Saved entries

○ ○ ○ ○ ○ ○ ○

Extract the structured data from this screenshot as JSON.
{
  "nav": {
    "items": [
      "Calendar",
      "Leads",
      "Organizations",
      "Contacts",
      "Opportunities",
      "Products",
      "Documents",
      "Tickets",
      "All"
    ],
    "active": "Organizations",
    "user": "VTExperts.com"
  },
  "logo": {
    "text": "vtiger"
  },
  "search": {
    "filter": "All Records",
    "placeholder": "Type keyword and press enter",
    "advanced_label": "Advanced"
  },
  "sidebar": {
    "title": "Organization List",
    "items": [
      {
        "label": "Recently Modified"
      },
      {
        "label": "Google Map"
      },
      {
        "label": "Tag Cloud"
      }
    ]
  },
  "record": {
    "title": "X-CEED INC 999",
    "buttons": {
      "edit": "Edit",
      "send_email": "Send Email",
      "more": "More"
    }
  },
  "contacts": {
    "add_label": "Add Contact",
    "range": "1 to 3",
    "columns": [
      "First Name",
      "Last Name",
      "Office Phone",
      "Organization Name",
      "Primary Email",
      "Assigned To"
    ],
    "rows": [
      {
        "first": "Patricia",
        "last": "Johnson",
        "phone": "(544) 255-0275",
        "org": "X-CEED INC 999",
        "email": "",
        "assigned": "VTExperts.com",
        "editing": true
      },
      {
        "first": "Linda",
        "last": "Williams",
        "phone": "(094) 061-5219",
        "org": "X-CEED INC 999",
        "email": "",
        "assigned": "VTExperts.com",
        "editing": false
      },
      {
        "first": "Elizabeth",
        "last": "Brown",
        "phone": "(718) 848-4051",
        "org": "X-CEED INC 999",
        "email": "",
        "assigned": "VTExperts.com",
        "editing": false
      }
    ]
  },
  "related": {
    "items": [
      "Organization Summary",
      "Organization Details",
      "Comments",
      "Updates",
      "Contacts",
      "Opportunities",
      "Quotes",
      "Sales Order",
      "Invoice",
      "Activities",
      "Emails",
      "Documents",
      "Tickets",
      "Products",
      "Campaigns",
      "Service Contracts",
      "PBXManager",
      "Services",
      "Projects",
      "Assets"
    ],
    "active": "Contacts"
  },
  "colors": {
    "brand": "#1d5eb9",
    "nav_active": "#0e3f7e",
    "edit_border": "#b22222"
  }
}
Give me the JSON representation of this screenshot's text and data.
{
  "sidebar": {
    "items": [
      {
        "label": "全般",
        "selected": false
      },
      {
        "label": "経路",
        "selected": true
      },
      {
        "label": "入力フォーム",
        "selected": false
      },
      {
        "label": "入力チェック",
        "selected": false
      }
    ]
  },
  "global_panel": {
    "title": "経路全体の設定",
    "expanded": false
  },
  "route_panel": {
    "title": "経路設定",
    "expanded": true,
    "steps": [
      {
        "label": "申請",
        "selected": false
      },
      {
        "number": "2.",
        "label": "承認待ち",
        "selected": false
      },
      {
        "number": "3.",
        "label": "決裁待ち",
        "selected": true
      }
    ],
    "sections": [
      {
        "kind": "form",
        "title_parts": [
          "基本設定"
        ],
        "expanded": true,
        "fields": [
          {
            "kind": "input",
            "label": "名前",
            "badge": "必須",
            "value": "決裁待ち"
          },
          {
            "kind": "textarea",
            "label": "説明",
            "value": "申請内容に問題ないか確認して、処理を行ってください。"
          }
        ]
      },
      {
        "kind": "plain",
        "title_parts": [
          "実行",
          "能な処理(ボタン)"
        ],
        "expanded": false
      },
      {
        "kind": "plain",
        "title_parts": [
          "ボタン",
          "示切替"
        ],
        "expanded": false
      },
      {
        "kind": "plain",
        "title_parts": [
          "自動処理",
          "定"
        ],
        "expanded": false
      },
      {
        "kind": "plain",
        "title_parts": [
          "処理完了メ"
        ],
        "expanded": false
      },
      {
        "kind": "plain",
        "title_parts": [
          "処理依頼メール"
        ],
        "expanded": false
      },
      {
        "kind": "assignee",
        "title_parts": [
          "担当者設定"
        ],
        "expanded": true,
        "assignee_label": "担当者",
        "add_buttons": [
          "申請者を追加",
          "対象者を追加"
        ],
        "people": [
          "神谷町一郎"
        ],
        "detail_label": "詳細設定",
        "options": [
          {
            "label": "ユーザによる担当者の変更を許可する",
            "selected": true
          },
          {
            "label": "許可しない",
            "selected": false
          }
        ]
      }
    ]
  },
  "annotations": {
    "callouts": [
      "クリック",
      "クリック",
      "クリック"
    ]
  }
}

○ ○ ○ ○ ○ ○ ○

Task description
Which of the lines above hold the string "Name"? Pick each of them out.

Answer to this problem
      "First Name",
      "Last Name",
      "Organization Name",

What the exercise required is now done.